Out of curiosity, I visited Rujuta’s website to get more information on her services. The rates, oh my god, the rates are exorbitant. Forget affording Rujuta herself, I can’t afford her so called team. It is very clear she is least interested in working with the middle class people. I am sure she is looking forward to adding a few more big names to her clientele list. Nothing wrong with it, by the way.
I know Rujuta has another book out for us women and I am looking forward to read it to see what is new in that book which Rujuta has not already covered in this one....more
Don Tillman teaches Genetics at a university and has Asperger’s Syndrome, even though the last part is never mentioned in the book. He meticulously plDon Tillman teaches Genetics at a university and has Asperger’s Syndrome, even though the last part is never mentioned in the book. He meticulously plans every minute of his day, down to 2 minutes 20 seconds bike ride and 40 seconds of washing hands (I exaggerate but you get the gist). He doesn’t drink coffee after 3.48 PM because it interferes with his sleep. He is often baffled by human behavior and often wonders if it is him who is different or the rest of the world. He has convinced himself that he is not fit for human closeness until his neighbor and friend, an old lady, mentions that he would be a wonderful husband. And thus begins The Wife Project.

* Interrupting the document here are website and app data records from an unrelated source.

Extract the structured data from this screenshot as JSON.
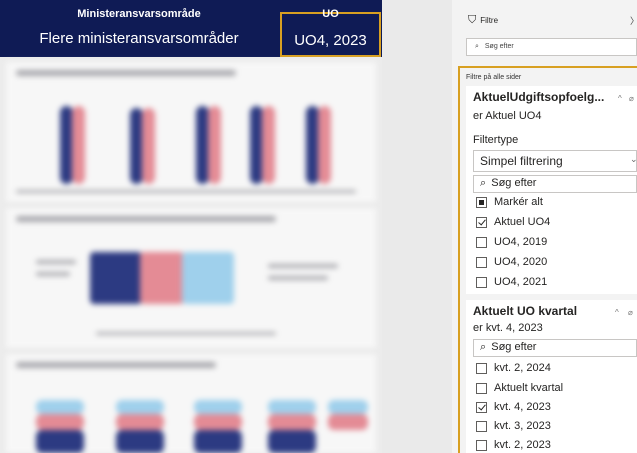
{
  "header": {
    "left_label": "Ministeransvarsområde",
    "left_value": "Flere ministeransvarsområder",
    "right_label": "UO",
    "right_value": "UO4, 2023"
  },
  "filter_pane": {
    "title": "Filtre",
    "close_glyph": "〉",
    "search_placeholder": "Søg efter",
    "all_pages_label": "Filtre på alle sider",
    "cards": [
      {
        "title": "AktuelUdgiftsopfoelg...",
        "subtitle": "er Aktuel UO4",
        "filter_type_label": "Filtertype",
        "filter_type_value": "Simpel filtrering",
        "search_placeholder": "Søg efter",
        "options": [
          {
            "label": "Markér alt",
            "state": "partial"
          },
          {
            "label": "Aktuel UO4",
            "state": "checked"
          },
          {
            "label": "UO4, 2019",
            "state": "unchecked"
          },
          {
            "label": "UO4, 2020",
            "state": "unchecked"
          },
          {
            "label": "UO4, 2021",
            "state": "unchecked"
          }
        ]
      },
      {
        "title": "Aktuelt UO kvartal",
        "subtitle": "er kvt. 4, 2023",
        "search_placeholder": "Søg efter",
        "options": [
          {
            "label": "kvt. 2, 2024",
            "state": "unchecked"
          },
          {
            "label": "Aktuelt kvartal",
            "state": "unchecked"
          },
          {
            "label": "kvt. 4, 2023",
            "state": "checked"
          },
          {
            "label": "kvt. 3, 2023",
            "state": "unchecked"
          },
          {
            "label": "kvt. 2, 2023",
            "state": "unchecked"
          }
        ]
      }
    ]
  },
  "icons": {
    "filter": "funnel-icon",
    "search": "search-icon",
    "collapse": "chevron-up-icon",
    "erase": "eraser-icon",
    "dropdown": "chevron-down-icon"
  },
  "colors": {
    "header_bg": "#0f1b55",
    "highlight": "#d8a022",
    "series_navy": "#2c3a82",
    "series_red": "#e48b95",
    "series_lightblue": "#9fd0ec"
  }
}
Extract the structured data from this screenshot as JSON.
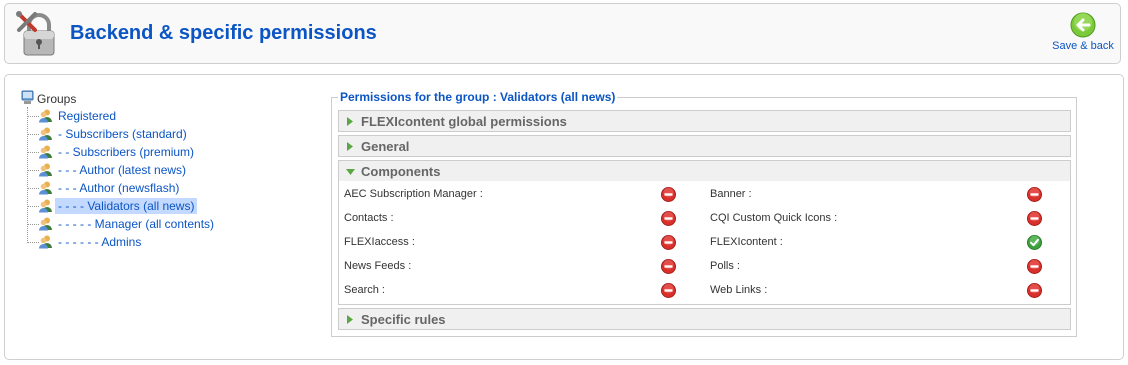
{
  "header": {
    "title": "Backend & specific permissions",
    "save_label": "Save & back"
  },
  "tree": {
    "root_label": "Groups",
    "items": [
      {
        "label": "Registered",
        "selected": false
      },
      {
        "label": "- Subscribers (standard)",
        "selected": false
      },
      {
        "label": "- - Subscribers (premium)",
        "selected": false
      },
      {
        "label": "- - - Author (latest news)",
        "selected": false
      },
      {
        "label": "- - - Author (newsflash)",
        "selected": false
      },
      {
        "label": "- - - - Validators (all news)",
        "selected": true
      },
      {
        "label": "- - - - - Manager (all contents)",
        "selected": false
      },
      {
        "label": "- - - - - - Admins",
        "selected": false
      }
    ]
  },
  "permissions": {
    "legend": "Permissions for the group : Validators (all news)",
    "panels": {
      "global": "FLEXIcontent global permissions",
      "general": "General",
      "components": "Components",
      "specific": "Specific rules"
    },
    "components": [
      {
        "label": "AEC Subscription Manager :",
        "status": "denied"
      },
      {
        "label": "Banner :",
        "status": "denied"
      },
      {
        "label": "Contacts :",
        "status": "denied"
      },
      {
        "label": "CQI Custom Quick Icons :",
        "status": "denied"
      },
      {
        "label": "FLEXIaccess :",
        "status": "denied"
      },
      {
        "label": "FLEXIcontent :",
        "status": "allowed"
      },
      {
        "label": "News Feeds :",
        "status": "denied"
      },
      {
        "label": "Polls :",
        "status": "denied"
      },
      {
        "label": "Search :",
        "status": "denied"
      },
      {
        "label": "Web Links :",
        "status": "denied"
      }
    ]
  },
  "colors": {
    "link": "#0b55c4",
    "denied": "#d9302c",
    "allowed": "#3da13d",
    "selected_bg": "#c3d9ff"
  }
}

Don prepares a questionnaire, with ‘questions sorted for maximum speed of elimination’ which he distributes to all potential candidates. He is very sure about what he looks for in a wife: non-smoker, non-vegetarian and such, so he is stumped when his friend and colleague sends Rosie as a candidate to his office. Rosie is a barmaid, a smoker and a vegetarian. Rosie needs Don’s genetic knowledge in figuring out who her biological father is and Don is more than happy to help her and labels it ‘The Father Project’.
Don, in few words, is Sheldon Cooper in love. He is a typical aspie, gullible, innocent and living his life by his rules. In comes Rosie, the fiery, independent woman who thinks rules are meant to be broken. Both are adorable characters. Don reminded me too much of Sheldon, which is not bad per se, but may be goes on to show how stereotyped aspies are! Rosie, oh I loved her character. I am happy she wasn’t sketched as a too sweet and accepting woman. She has lot of failings and she knows it.
The book moves at a fast pace. The story is interesting, but what makes this book charming is its characters. The dialogues are beautiful too. I wasn’t surprised to read in one of the reviews that this book started out as a screenplay, but then made into a book later. I wish they make a movie from this book and let’s hope they don’t mess this one up....more